Using the continent- and centuries-spanning process of woodblock printing, Cuban artist Dairan Fernández de la Fuente creates work steeped in the ever-evolving cultural heritage of his hometown of Havana. Dairan works from his studio, Taller de Gráfica Experimental, in downtown Havana. He uses traditional woodworking tools in a printing process, which is done entirely by hand. In Cuba, the technique was initially used to create cigar labels in the 19th Century. Later, of course, Cuba became well-known for its graphic expertise in the areas of film, travel and political posters.
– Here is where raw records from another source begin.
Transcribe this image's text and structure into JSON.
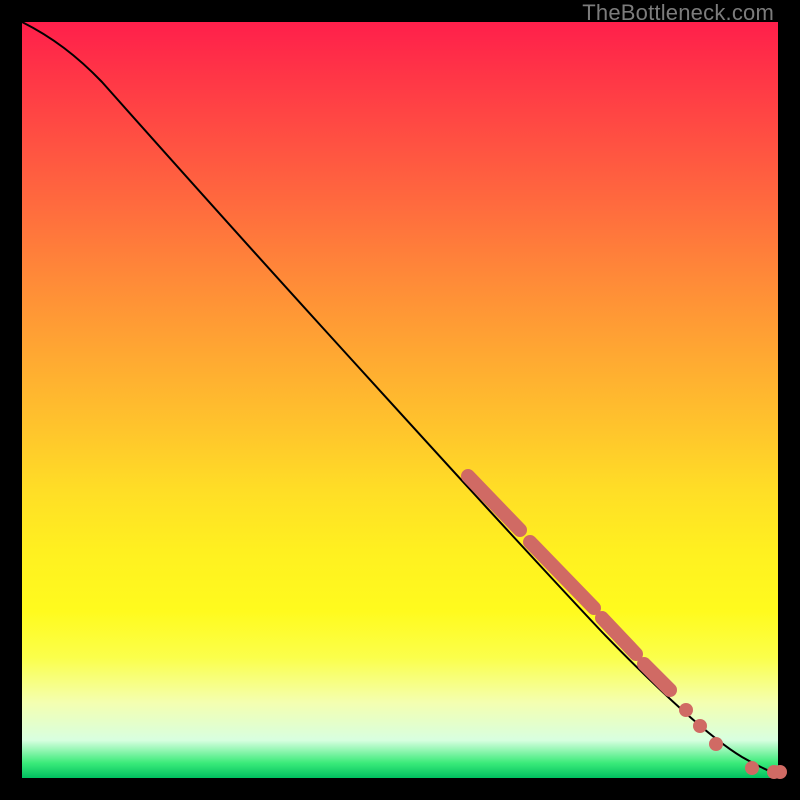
{
  "watermark": "TheBottleneck.com",
  "colors": {
    "curve": "#000000",
    "points": "#d06a64",
    "background_border": "#000000"
  },
  "chart_data": {
    "type": "line",
    "title": "",
    "xlabel": "",
    "ylabel": "",
    "xlim": [
      0,
      100
    ],
    "ylim": [
      0,
      100
    ],
    "series": [
      {
        "name": "curve",
        "x": [
          0,
          4,
          8,
          12,
          18,
          25,
          35,
          45,
          55,
          65,
          72,
          78,
          84,
          88,
          92,
          95,
          97,
          98.5,
          100
        ],
        "y": [
          100,
          98,
          95,
          91,
          85,
          77,
          66,
          55,
          44,
          33,
          25,
          18,
          12,
          8,
          5,
          2.5,
          1.2,
          0.4,
          0.2
        ]
      }
    ],
    "points": [
      {
        "x": 59.0,
        "y": 39.5
      },
      {
        "x": 60.5,
        "y": 38.0
      },
      {
        "x": 62.0,
        "y": 36.5
      },
      {
        "x": 63.5,
        "y": 35.0
      },
      {
        "x": 65.0,
        "y": 33.5
      },
      {
        "x": 67.5,
        "y": 30.5
      },
      {
        "x": 69.0,
        "y": 29.0
      },
      {
        "x": 70.5,
        "y": 27.5
      },
      {
        "x": 72.0,
        "y": 26.0
      },
      {
        "x": 73.5,
        "y": 24.5
      },
      {
        "x": 75.0,
        "y": 23.0
      },
      {
        "x": 77.0,
        "y": 20.5
      },
      {
        "x": 78.5,
        "y": 19.0
      },
      {
        "x": 80.0,
        "y": 17.0
      },
      {
        "x": 81.5,
        "y": 15.5
      },
      {
        "x": 83.0,
        "y": 13.5
      },
      {
        "x": 84.5,
        "y": 12.0
      },
      {
        "x": 86.0,
        "y": 10.0
      },
      {
        "x": 88.0,
        "y": 8.0
      },
      {
        "x": 89.5,
        "y": 6.0
      },
      {
        "x": 91.0,
        "y": 4.5
      },
      {
        "x": 93.0,
        "y": 3.0
      },
      {
        "x": 96.5,
        "y": 1.0
      },
      {
        "x": 99.5,
        "y": 0.5
      },
      {
        "x": 100.0,
        "y": 0.5
      }
    ]
  }
}
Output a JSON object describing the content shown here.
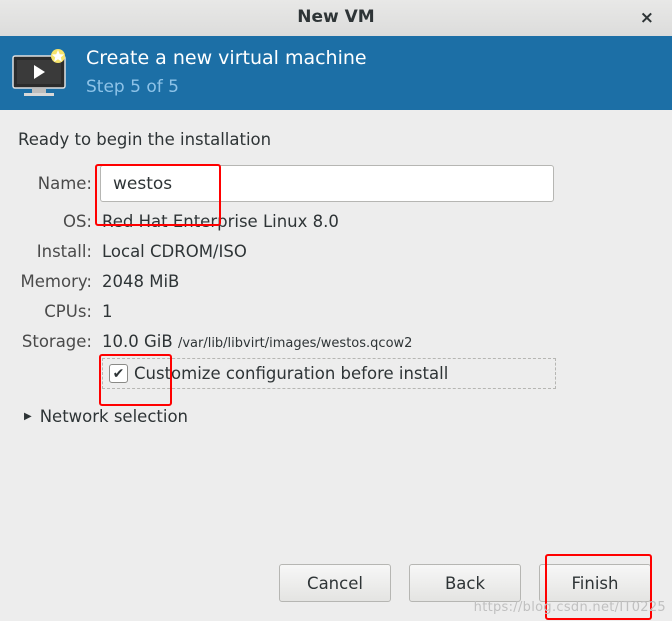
{
  "window": {
    "title": "New VM",
    "close_glyph": "×"
  },
  "banner": {
    "title": "Create a new virtual machine",
    "step": "Step 5 of 5",
    "icon": "virtual-machine-icon",
    "bg_color": "#1c6fa6"
  },
  "summary": {
    "heading": "Ready to begin the installation",
    "name_label": "Name:",
    "name_value": "westos",
    "os_label": "OS:",
    "os_value": "Red Hat Enterprise Linux 8.0",
    "install_label": "Install:",
    "install_value": "Local CDROM/ISO",
    "memory_label": "Memory:",
    "memory_value": "2048 MiB",
    "cpus_label": "CPUs:",
    "cpus_value": "1",
    "storage_label": "Storage:",
    "storage_size": "10.0 GiB",
    "storage_path": "/var/lib/libvirt/images/westos.qcow2"
  },
  "customize": {
    "label": "Customize configuration before install",
    "checked": true
  },
  "network": {
    "label": "Network selection"
  },
  "buttons": {
    "cancel": "Cancel",
    "back": "Back",
    "finish": "Finish"
  },
  "watermark": "https://blog.csdn.net/IT0225",
  "annotation_color": "#ff0000"
}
This is a history Dairan expands upon with his skillful and bold arrangements of color and form. Reminiscent of vintage travel posters and conveying an appealing Art Déco design sensibility, de la Fuente utilizes a palette of elegant colors. His meticulous printing technique yields surfaces that are mesmerizingly rich in texture, with many-stroked and hashed areas adding depth and dimension to each image. “Much of my work deals with the theme of immigration, departures and displacement,” explains Dairan, whose own family immigrated from Spain to Cuba.
Taller de Gráfica Experimental was founded to rescue the traditional techniques of printmaking, while simultaneously respecting each artist’s individual creativity. Despite their immediately appealing visual beauty, de la Fuente’s prints hold significant meanings. “Some of my most recurrent imagery refers to separation, distance, nostalgia, anguish and loss,” says Dairan. These themes are apparent in imagery that touches on separated families, or describes memories of old friends and relatives. A microphone, for instance, makes its way into multiple prints; it is a bittersweet reference to his relative, who left Cuba to become a successful radio announcer. Though he was always drawn to artistic expression, Dairan says “with woodblocks, I have found my medium.”